>>>>

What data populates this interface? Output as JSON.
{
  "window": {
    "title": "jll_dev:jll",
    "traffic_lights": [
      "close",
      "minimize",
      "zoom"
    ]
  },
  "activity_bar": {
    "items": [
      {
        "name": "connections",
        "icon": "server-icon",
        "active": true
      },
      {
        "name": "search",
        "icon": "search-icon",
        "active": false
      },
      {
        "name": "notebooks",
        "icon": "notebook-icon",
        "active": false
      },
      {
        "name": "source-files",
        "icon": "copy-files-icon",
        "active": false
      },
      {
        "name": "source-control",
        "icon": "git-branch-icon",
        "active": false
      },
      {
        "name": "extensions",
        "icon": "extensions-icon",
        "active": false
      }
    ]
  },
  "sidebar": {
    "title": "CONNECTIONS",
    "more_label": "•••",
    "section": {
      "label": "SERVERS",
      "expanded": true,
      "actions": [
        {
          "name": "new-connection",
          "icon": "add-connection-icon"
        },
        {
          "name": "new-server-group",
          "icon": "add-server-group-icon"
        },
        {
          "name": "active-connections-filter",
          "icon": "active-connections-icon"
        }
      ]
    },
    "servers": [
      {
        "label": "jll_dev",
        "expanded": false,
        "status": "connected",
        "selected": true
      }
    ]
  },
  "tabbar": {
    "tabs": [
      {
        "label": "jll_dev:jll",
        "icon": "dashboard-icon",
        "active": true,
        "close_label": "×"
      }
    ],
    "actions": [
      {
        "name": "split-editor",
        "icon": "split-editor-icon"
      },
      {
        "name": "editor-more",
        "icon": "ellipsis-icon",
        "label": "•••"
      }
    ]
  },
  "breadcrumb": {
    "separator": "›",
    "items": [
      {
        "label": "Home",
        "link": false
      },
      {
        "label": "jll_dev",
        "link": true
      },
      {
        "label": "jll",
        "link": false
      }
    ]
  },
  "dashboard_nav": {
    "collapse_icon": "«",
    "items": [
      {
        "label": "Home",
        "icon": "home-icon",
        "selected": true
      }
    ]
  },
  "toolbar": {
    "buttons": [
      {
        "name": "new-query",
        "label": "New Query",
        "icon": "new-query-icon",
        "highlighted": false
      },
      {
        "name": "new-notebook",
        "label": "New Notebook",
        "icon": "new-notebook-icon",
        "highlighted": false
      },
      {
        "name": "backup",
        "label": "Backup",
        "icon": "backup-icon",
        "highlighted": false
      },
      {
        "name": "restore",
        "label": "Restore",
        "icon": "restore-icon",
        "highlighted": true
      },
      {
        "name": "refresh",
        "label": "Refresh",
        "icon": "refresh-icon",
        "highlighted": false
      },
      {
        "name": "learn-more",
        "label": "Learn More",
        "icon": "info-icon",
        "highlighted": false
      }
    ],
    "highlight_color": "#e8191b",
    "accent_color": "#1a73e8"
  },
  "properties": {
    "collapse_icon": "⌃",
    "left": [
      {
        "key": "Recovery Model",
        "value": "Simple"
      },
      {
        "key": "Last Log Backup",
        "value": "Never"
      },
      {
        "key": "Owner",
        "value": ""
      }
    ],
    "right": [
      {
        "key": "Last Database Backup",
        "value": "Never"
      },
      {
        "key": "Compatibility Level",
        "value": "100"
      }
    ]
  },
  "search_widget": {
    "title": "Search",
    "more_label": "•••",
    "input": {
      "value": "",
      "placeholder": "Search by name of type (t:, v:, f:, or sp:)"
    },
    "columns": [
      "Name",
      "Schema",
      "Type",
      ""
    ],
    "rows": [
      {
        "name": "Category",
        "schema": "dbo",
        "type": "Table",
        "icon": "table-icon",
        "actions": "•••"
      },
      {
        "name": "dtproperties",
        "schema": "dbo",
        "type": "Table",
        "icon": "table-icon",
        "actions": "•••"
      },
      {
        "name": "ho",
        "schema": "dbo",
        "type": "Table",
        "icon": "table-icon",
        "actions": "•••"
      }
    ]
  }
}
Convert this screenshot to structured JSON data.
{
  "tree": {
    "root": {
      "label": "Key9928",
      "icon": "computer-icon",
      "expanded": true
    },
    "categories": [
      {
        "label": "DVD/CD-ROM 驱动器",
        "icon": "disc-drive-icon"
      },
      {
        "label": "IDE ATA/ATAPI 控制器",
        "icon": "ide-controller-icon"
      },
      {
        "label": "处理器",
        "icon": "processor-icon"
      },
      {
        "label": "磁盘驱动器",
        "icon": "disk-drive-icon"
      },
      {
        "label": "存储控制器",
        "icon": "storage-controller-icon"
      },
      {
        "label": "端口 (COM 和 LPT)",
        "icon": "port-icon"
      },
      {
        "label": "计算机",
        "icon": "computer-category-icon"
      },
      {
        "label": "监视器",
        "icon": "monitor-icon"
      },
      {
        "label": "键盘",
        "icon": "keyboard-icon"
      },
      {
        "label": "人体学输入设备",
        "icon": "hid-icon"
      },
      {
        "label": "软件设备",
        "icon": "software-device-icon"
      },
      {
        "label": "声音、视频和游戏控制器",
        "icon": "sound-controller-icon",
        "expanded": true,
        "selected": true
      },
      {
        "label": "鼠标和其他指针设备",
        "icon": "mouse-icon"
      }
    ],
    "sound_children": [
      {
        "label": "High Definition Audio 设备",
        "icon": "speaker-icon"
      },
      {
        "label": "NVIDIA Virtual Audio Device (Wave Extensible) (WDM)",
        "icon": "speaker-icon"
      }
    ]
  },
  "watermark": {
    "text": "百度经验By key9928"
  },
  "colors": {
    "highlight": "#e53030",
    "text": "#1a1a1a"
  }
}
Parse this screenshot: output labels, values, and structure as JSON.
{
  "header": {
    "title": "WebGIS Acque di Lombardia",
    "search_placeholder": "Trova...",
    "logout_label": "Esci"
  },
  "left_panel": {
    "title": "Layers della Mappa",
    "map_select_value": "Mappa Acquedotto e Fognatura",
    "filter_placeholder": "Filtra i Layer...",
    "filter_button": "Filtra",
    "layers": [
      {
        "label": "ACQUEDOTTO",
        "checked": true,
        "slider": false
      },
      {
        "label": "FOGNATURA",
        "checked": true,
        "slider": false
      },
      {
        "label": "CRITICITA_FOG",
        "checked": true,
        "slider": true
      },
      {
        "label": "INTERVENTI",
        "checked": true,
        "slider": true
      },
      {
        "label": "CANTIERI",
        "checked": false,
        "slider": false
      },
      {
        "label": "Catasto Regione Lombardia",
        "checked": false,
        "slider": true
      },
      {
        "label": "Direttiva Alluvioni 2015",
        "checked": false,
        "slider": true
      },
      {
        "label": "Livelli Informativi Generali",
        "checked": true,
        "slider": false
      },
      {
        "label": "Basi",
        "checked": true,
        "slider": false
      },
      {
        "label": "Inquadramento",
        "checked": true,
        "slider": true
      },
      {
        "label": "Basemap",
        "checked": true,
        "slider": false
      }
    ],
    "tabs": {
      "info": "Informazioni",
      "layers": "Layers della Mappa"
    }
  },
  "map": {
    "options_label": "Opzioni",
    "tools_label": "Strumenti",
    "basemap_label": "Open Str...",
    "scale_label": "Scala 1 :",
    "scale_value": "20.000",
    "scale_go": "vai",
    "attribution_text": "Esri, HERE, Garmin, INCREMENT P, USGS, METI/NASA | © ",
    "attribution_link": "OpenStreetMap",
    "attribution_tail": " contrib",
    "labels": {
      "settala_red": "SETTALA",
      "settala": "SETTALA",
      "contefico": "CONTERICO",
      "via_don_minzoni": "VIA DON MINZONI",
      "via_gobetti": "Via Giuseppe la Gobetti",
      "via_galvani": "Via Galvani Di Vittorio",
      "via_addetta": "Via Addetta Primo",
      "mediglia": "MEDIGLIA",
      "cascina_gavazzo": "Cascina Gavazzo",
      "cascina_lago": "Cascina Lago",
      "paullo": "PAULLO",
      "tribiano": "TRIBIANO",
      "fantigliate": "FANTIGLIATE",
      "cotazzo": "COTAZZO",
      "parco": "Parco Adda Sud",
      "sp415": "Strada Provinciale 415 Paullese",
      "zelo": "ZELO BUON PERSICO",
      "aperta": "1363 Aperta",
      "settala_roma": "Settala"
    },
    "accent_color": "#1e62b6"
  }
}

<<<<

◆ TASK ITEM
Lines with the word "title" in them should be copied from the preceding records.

◆ REPLY
    "title": "jll_dev:jll",
    "title": "CONNECTIONS",
    "title": "Search",
    "title": "WebGIS Acque di Lombardia",
    "title": "Layers della Mappa",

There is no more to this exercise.